“His colleagues, both in Applied Physics and beyond, had a deep affection for Marvin for his personal contributions to the lives of every person he touched.” Professor Chodorow remained a consultant to Varian Associates from its founding until his retirement. One of the first companies in what was to become Silicon Valley, Varian specialized in manufacturing high-powered klystrons that enabled the research and development of linear accelerators around the world and the successful treatment of cancer through radiation. Chodorow was a lecturer at the Ecole Normale Superieur in Paris (1955–1956) and a Fulbright Fellow at Cambridge University (1962–1963).
The University of Glasgow gave him an honorary doctor of laws degree in 1972. His other awards include the W.R.G. Baker Award from the Institute of Radio Engineers (1962) and the Lamme Medal from IEEE (1982). Chodorow was coauthor, with Charles Susskind, of Fundamentals of Microwave Electronics, published in 1964, and about 40 technical articles. He also held at least a dozen patents.
Chodorow was a fellow of IEEE, the American Physical Society, and the American Academy of Arts and Sciences, and a member of the National Academy of Engineering, National Academy of Sciences, American Association for the Advancement of Science, American Association of University Professors, American Association of Physics Teachers, and Sigma Xi. Marvin’s influence reached far beyond the university.

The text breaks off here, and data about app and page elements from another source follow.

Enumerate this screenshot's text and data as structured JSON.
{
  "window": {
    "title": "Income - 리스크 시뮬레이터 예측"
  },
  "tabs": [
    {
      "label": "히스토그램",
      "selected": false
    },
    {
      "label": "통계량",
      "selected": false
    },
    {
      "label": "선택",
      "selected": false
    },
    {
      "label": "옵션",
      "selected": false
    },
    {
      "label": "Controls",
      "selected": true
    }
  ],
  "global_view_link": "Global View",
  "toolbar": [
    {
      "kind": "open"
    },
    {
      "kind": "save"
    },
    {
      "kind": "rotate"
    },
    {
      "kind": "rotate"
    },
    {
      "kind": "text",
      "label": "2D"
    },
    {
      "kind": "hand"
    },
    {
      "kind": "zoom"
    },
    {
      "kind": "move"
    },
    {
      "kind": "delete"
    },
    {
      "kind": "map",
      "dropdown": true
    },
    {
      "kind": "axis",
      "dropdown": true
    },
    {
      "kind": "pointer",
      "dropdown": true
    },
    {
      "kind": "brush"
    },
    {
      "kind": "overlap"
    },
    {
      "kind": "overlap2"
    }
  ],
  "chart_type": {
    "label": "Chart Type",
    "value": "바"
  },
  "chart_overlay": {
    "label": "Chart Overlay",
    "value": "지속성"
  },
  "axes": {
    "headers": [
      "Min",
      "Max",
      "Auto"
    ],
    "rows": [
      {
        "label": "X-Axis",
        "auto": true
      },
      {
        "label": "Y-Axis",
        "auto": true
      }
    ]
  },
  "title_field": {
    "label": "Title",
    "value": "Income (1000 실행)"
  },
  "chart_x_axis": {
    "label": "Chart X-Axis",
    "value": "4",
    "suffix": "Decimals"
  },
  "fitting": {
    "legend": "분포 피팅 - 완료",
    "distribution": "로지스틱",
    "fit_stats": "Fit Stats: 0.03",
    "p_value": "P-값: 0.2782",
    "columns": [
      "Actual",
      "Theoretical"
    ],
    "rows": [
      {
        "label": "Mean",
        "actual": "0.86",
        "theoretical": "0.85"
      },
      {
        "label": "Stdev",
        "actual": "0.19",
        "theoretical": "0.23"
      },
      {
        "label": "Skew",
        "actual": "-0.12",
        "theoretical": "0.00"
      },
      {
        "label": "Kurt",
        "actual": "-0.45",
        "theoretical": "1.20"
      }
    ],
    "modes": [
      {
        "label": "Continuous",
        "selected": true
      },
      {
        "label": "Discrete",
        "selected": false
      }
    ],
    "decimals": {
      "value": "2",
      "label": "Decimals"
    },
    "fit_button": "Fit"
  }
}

He was an advisor to the Office of Naval Research and a consultant to the U.S. Department of Defense, MIT Lincoln Laboratory, RAND Corporation, and other companies. He was also an active supporter of human rights for exiled Soviet scientists and for arms control. In addition to his scientific and academic contributions, colleagueship, and many close professional friendships, Marvin had wide-ranging interests.
He brought an endless engaged curiosity to colleagues in a large variety of fields and loved to talk about almost anything. He was especially interested in politics, history, and economics, fields in which he had many good friends. He was a self-educated connoisseur of wine and food, an enthusiastic and knowledgeable world traveler, and an accomplished bridge and poker player.
He was a passionate follower of Stanford football and basketball. He had a wonderful sense of humor. He is survived by his wife, Leah Ruth Turitz Chodorow, an active community leader, volunteer, and well-known gracious and beloved hostess; daughters, Nancy Julia Chodorow, a psychoanalyst, of Cambridge, Massachusetts, and Joan Elizabeth Chodorow, an actress, of Venice, California; and two grandchildren, Rachel Chodorow-Reich of Oakland, California, and Gabriel ChodorowReich of Washington, D.C. Note: This tribute borrows heavily from a more detailed article written by Ms. Dawn Levy for the Stanford Report. The authors are grateful to her for permission to use substantial portions of her work.